After many years of procrastination, the rickety half trellis fence is no more. All of the fencers who provided quotes seemed jolly good and were similar price-wise, but only one was able to do the work before the spring. The idea of bulbs getting flattened on the cusp of flowerhood wasn’t very appealing and so the chap who was able to replace the fence before Christmas (well before Christmas as it turned out) was hired. He did a great job too…
1. An overly rampant Jasmine used to help provide some privacy on the trellis section of the old fence in the summer but during the winter you were left feeling very exposed. In theory, the Jasmine (which appears to have started life on the neighbours’ side between the fence and their raised bed) is no more, although I suspect there’s still quite a bit lurking beneath the soil, just biding its time. The new fence is wonderfully anti-social and somehow you feel more at ease when out pottering. It is rather fence-like though, and that leads us to SoS number 2.
2. A Cotoneaster horizontalis. The Pyracantha that was originally growing in this spot was chopped back and dug up the other weekend in preparation for the new metal posts (I’m sure a blackbird eyed me disdainfully as the berry laden Pyracantha branches were loaded into the car). Last Sunday, at dusk, I decided to fill the spot vacated by the fearsome Firethorn with a Cotoneaster that had been growing, largely forgotten, in a dark and shady spot on the other side of the garden. Acquired from the former ancestral home/free plant nursery in North Wales a number of years ago, I hadn’t realised how big it had gotten. Last minute winter evening shrub moving doesn’t really lend itself to careful diggage to ensure mininimal root damage, but hopefully it will survive and provide the birds with berries for many years to come.
3. Another plant that had to get chopped back and dug up was a Coronilla that had been grown as a climber.
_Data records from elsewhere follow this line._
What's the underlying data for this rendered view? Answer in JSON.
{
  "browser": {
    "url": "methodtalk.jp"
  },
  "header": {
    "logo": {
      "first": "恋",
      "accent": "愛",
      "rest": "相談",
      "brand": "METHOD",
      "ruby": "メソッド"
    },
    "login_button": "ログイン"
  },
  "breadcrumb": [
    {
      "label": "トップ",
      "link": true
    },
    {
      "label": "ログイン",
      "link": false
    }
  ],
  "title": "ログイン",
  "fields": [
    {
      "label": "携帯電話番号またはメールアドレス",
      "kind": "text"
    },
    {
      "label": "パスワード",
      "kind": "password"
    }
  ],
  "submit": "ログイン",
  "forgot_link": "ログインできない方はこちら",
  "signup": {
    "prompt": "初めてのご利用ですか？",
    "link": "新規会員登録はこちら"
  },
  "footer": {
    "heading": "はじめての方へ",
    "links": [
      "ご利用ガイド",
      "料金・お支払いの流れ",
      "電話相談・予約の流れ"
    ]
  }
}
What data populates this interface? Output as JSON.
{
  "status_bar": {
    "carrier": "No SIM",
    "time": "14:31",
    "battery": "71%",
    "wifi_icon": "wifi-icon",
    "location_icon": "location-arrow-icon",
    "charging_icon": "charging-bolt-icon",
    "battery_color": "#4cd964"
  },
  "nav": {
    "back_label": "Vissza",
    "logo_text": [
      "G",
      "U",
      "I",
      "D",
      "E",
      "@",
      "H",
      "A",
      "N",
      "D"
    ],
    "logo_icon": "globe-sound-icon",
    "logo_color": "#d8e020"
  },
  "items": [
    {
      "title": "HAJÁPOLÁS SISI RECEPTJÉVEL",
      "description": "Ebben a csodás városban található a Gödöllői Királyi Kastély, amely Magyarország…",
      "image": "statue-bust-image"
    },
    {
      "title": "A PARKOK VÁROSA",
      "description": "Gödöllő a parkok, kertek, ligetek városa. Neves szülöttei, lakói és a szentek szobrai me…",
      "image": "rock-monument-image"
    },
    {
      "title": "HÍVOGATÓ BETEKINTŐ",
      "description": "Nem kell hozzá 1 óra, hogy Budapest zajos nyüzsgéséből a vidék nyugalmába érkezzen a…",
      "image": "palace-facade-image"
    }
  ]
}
I’ve plonked it back in the ground in the hope that it survives. If not, a replacement will be acquired; a second winter/spring without the fragrant pale-yellow flowers of a Coronilla in the back garden is unthinkable. In the meantime, the Prunus Kojo-no-mai (which is looking even more fiery than it did a few weeks ago) will have a bit more space to spread its branches. I suspect they’ll be bare of leaf in a week or so.
4. Now I’ll come back to the flowering red rose that’s growing near Kojo in a moment. First though, come and take a look at this climbing patio rose growing up the metal arch. ‘Little Rambler’ has never looked so good or smelled so sweet as it does now. Planted back in 2020 it’s finally starting to make some progress of the vertical kind.
5. Back to the red rose, ‘Nerf Herder’ is still going strong. What was that? Err… no, that’s not its real name. I’d have to search past posts to remind myself of what it’s really called.
6. And finally… it’s a Calendula that also featured a while back. How much longer flowerage will continue now that temperatures have begun to fall who knows. It got down to 0.6 last night.
They were my Six on Saturday, a meme originally started by The Propagator. For more Sixes on Saturday, from all around the world, head over to the blog of the current Six on Saturday host, Jim. Right, I’m going to make a start on bulb planting. I just wish I was feeling a little more enthusiastic about the task.